▸ **WHAT TO WORK ON**
What you return should be each line of the data containing the string "HTML".

▸ **RECORDS SUPPLIED**
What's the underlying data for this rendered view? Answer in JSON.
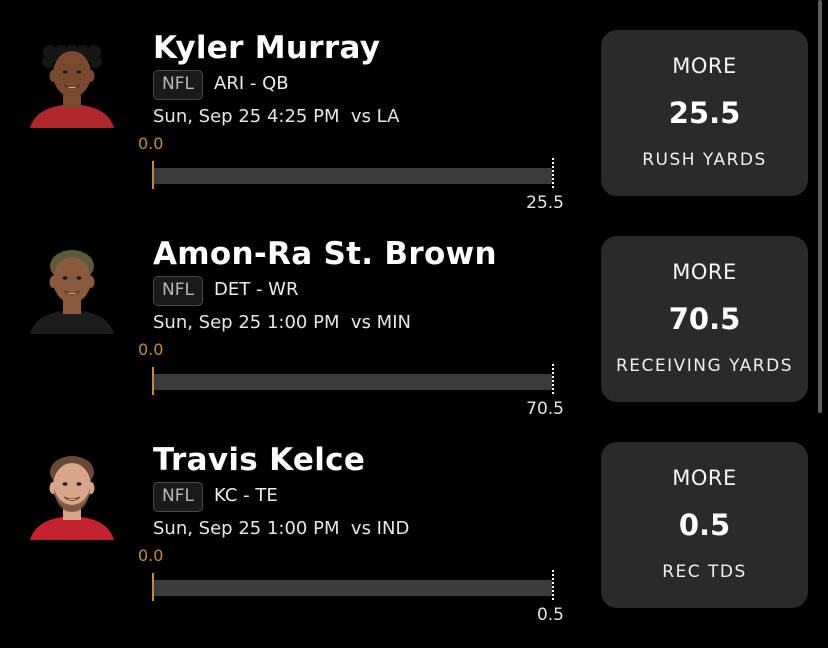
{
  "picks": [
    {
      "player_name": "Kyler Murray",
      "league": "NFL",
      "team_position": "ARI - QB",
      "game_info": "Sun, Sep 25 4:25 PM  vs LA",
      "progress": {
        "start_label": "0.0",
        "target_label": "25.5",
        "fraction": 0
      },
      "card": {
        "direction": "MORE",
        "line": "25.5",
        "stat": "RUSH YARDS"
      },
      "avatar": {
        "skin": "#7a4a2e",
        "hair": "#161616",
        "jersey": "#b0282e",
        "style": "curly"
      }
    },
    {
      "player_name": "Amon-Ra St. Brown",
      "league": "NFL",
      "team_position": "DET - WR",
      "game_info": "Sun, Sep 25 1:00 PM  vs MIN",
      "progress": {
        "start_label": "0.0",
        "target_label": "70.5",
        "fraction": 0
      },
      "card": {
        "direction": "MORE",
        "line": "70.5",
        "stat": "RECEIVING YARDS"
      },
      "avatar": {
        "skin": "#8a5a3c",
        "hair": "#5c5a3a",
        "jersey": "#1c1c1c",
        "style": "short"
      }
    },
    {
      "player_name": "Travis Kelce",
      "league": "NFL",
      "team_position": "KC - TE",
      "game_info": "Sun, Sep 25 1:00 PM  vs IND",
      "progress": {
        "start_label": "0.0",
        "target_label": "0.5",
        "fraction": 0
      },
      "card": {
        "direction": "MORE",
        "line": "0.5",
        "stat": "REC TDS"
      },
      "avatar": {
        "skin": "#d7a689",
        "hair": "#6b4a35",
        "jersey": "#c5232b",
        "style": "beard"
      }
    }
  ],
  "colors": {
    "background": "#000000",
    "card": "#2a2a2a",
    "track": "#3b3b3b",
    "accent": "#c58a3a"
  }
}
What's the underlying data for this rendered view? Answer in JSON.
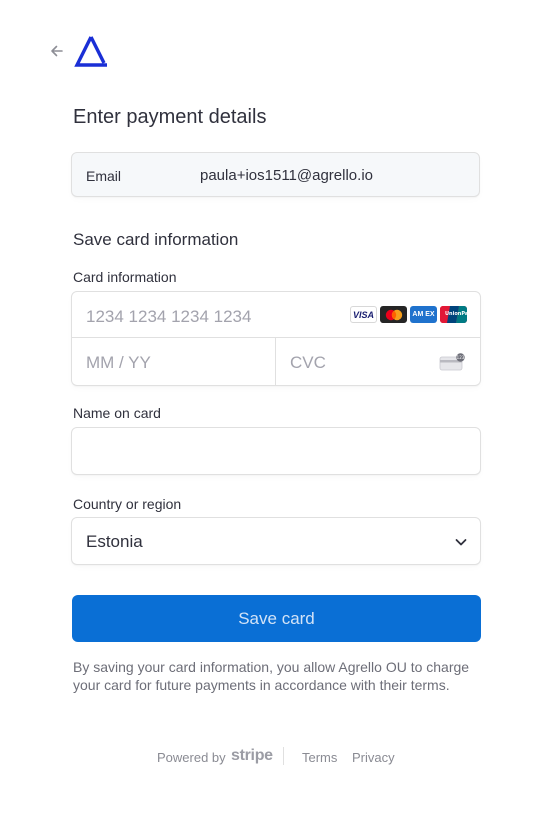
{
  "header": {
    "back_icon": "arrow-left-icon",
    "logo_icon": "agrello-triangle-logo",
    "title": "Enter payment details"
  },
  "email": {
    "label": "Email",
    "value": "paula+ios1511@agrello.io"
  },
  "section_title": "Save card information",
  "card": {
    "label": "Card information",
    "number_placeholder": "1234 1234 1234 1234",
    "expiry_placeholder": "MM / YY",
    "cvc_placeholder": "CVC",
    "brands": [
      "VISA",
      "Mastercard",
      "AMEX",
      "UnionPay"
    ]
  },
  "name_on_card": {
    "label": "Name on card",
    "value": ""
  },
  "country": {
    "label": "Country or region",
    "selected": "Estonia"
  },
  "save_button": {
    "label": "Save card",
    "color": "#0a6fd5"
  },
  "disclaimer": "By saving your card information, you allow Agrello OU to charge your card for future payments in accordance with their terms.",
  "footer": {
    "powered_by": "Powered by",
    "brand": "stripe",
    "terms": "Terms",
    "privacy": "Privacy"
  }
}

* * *

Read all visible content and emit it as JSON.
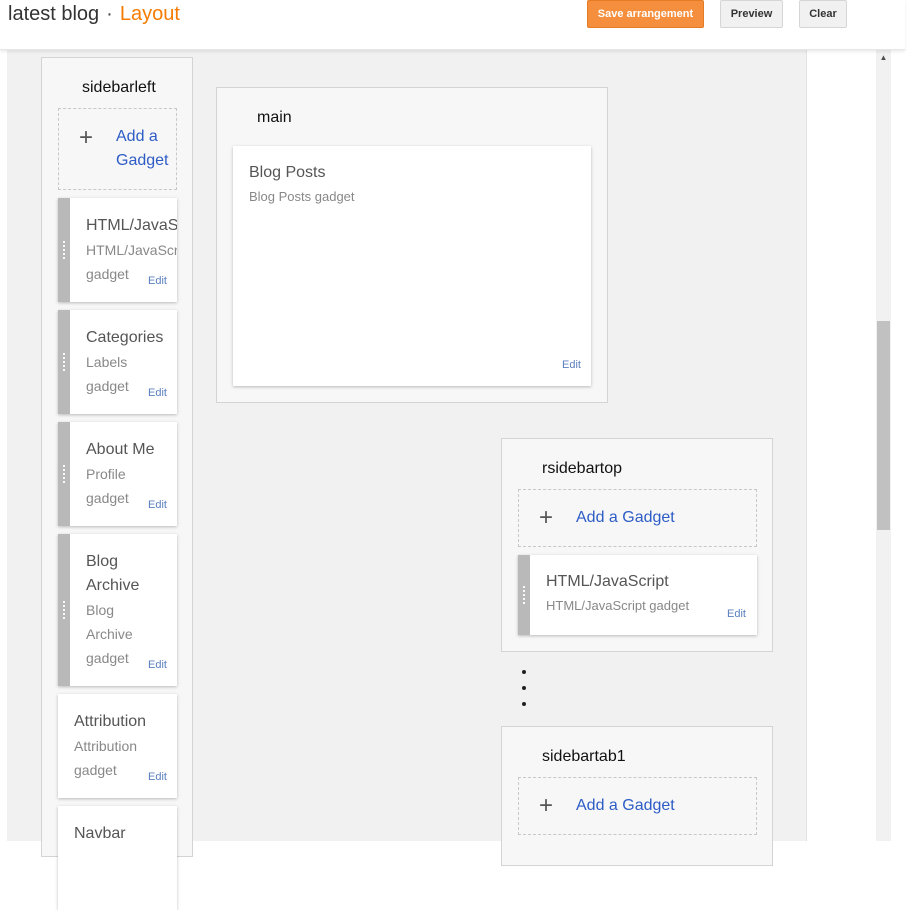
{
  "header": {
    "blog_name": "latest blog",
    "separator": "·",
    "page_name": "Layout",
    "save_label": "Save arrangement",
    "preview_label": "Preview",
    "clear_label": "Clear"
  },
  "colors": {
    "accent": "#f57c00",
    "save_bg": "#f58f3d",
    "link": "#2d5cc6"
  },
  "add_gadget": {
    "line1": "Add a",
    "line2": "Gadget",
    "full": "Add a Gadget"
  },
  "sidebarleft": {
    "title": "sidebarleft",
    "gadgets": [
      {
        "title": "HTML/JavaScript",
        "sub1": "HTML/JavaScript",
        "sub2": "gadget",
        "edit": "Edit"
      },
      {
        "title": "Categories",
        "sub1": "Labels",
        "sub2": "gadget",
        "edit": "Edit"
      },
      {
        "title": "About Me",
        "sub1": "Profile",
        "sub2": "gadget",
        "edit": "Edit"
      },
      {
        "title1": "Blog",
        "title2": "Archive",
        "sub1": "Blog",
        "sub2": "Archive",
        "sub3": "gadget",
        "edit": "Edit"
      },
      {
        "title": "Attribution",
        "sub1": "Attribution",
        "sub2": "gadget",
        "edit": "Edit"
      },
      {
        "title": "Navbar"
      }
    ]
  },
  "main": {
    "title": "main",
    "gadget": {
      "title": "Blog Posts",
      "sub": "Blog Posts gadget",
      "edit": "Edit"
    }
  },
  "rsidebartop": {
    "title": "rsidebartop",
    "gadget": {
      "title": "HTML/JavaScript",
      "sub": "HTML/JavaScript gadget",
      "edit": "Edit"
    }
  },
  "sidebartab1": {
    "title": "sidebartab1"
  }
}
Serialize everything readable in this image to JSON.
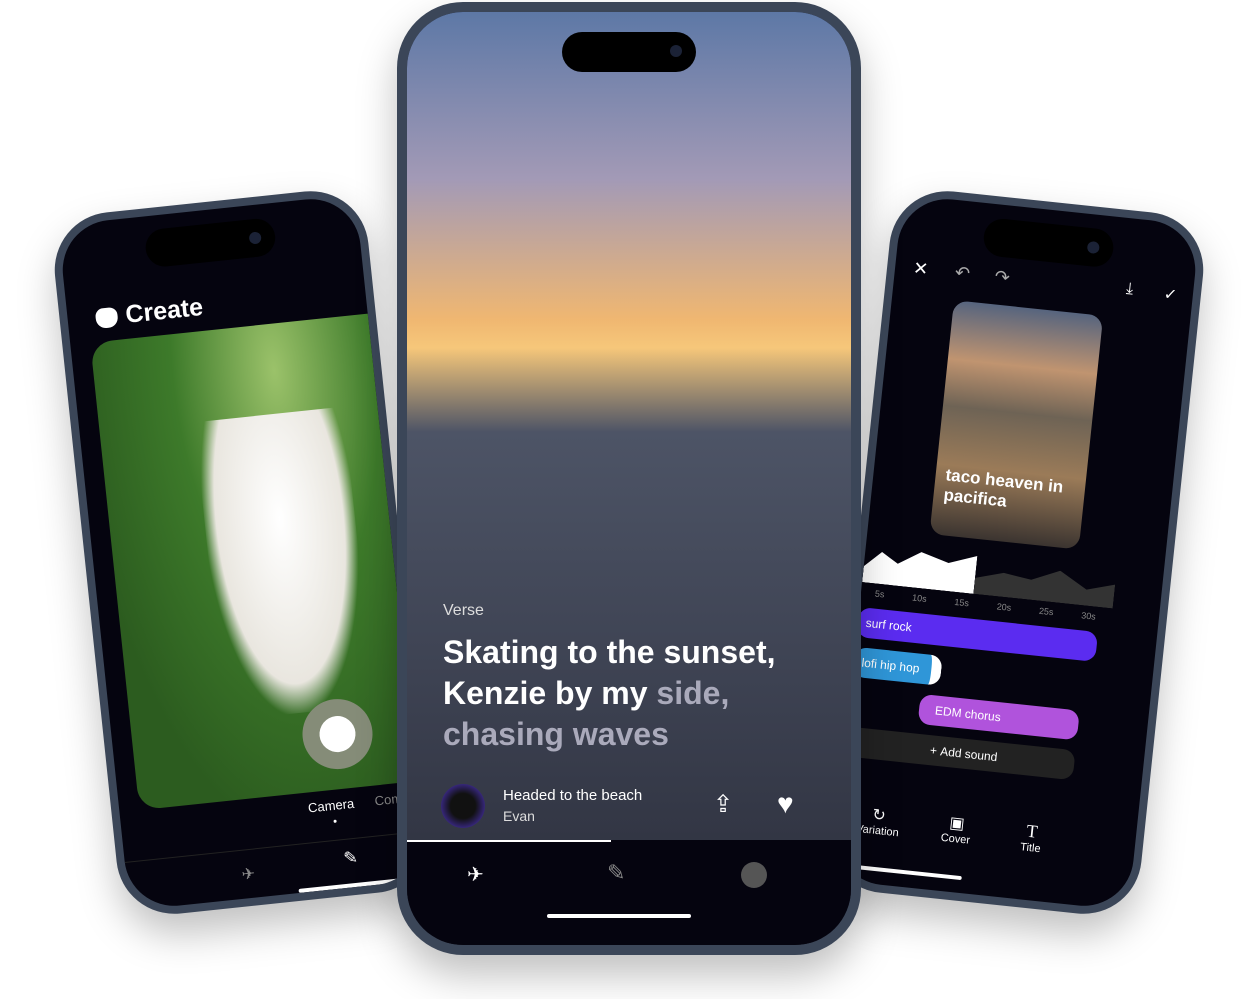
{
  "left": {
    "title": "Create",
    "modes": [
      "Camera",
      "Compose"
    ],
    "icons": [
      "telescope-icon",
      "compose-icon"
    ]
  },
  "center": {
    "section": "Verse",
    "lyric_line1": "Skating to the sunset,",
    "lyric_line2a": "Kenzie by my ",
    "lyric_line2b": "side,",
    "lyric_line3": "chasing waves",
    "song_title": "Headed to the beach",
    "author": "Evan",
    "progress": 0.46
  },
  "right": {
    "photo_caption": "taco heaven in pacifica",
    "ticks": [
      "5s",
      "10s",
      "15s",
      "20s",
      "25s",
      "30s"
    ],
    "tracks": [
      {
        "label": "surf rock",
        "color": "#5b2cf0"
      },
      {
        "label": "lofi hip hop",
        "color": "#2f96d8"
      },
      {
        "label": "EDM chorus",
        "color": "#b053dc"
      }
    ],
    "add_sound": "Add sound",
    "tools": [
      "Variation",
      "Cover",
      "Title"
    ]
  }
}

▸ **ANSWER BOX**
        "title": "HTML/JavaScript",
        "sub1": "HTML/JavaScript",
      "title": "HTML/JavaScript",
      "sub": "HTML/JavaScript gadget",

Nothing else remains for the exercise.